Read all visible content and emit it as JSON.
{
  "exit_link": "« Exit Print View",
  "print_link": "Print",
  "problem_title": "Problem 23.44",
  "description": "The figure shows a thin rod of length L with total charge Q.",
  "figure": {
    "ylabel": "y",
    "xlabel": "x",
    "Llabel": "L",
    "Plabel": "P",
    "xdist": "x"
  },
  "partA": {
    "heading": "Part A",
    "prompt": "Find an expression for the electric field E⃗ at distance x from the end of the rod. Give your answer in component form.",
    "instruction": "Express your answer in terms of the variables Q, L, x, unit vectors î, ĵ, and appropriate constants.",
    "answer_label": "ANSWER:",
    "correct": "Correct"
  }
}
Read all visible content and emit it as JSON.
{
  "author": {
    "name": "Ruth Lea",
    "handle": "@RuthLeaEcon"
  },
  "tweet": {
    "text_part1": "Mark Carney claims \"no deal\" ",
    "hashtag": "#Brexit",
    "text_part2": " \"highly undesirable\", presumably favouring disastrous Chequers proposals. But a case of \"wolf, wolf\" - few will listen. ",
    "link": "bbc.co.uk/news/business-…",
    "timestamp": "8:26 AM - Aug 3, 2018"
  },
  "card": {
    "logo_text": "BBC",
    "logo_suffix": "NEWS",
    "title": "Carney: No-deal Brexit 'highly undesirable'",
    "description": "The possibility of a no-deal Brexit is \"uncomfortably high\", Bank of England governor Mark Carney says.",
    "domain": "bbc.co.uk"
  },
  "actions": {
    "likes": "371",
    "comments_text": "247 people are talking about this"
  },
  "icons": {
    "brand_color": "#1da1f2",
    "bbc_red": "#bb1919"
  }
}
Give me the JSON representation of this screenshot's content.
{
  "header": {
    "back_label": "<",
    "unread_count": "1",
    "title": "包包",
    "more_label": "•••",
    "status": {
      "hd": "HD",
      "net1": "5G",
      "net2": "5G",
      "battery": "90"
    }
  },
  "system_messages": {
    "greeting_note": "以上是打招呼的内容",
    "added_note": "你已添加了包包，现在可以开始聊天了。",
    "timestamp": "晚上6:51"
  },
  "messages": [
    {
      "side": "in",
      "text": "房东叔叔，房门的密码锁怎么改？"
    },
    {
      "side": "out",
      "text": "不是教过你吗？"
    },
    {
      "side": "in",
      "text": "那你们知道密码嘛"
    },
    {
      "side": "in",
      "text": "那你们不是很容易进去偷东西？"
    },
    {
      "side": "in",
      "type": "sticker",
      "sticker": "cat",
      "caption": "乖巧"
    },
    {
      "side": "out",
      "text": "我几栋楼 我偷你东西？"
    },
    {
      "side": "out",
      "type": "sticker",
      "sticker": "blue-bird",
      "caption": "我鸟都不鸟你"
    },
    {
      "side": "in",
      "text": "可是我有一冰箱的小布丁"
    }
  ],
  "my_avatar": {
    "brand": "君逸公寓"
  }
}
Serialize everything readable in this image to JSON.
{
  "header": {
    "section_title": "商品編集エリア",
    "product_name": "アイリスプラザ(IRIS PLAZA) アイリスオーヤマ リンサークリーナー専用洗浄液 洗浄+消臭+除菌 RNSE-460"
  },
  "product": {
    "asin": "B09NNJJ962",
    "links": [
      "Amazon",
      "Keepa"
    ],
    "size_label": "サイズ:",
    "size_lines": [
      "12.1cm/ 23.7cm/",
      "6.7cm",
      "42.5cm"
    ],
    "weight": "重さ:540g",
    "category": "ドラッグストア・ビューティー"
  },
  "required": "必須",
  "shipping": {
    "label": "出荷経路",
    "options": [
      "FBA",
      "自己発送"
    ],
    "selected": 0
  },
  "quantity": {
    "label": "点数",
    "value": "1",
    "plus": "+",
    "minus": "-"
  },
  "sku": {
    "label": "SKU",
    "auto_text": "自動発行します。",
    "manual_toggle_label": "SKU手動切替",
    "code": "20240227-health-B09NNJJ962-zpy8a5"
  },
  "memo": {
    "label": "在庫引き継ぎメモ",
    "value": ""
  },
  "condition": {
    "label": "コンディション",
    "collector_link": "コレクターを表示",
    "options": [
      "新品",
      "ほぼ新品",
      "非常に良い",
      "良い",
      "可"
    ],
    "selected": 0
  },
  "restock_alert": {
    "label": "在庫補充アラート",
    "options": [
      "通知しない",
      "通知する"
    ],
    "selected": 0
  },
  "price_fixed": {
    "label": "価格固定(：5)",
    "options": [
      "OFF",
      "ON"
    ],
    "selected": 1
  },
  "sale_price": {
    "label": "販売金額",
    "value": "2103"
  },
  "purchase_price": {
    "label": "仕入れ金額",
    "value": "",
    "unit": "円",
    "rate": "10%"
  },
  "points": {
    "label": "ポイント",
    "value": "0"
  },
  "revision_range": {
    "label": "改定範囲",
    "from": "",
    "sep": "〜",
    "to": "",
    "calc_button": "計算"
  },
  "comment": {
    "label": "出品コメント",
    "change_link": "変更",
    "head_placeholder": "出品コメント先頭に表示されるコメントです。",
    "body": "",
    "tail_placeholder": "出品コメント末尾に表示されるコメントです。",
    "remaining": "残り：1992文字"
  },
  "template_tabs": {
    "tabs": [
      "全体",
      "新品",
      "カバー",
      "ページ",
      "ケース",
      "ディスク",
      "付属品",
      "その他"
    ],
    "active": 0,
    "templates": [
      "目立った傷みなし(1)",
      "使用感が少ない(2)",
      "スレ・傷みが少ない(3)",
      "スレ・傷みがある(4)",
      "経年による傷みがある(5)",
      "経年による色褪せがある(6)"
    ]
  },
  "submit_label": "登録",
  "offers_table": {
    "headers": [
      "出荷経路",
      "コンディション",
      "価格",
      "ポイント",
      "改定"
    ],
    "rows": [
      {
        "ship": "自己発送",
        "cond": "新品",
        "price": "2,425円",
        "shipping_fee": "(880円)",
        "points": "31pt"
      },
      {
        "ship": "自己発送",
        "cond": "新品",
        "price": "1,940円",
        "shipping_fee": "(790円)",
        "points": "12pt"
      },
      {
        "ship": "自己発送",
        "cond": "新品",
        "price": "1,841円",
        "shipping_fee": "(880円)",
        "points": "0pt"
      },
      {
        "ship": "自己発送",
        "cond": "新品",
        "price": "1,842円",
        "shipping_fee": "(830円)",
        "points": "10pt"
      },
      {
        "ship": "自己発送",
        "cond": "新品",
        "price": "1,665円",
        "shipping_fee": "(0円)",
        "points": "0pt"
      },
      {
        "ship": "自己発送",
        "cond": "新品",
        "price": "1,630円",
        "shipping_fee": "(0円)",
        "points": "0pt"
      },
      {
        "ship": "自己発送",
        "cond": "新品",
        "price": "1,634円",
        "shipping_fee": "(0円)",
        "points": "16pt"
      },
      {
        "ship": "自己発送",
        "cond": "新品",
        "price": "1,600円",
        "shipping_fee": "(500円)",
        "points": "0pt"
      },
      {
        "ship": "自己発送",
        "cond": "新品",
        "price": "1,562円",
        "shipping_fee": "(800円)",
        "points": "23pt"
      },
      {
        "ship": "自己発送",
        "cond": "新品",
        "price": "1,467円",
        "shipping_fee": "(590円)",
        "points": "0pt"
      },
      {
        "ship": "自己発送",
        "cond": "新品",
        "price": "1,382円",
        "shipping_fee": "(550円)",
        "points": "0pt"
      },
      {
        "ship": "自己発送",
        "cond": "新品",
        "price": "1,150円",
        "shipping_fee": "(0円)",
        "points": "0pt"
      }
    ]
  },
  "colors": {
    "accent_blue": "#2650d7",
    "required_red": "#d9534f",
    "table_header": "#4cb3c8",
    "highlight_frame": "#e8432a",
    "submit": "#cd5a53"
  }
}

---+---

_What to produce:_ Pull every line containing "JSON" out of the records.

_Task answer:_
Read all visible content and emit it as JSON.
Read all visible content and emit it as JSON.
Give me the JSON representation of this screenshot's content.
Serialize everything readable in this image to JSON.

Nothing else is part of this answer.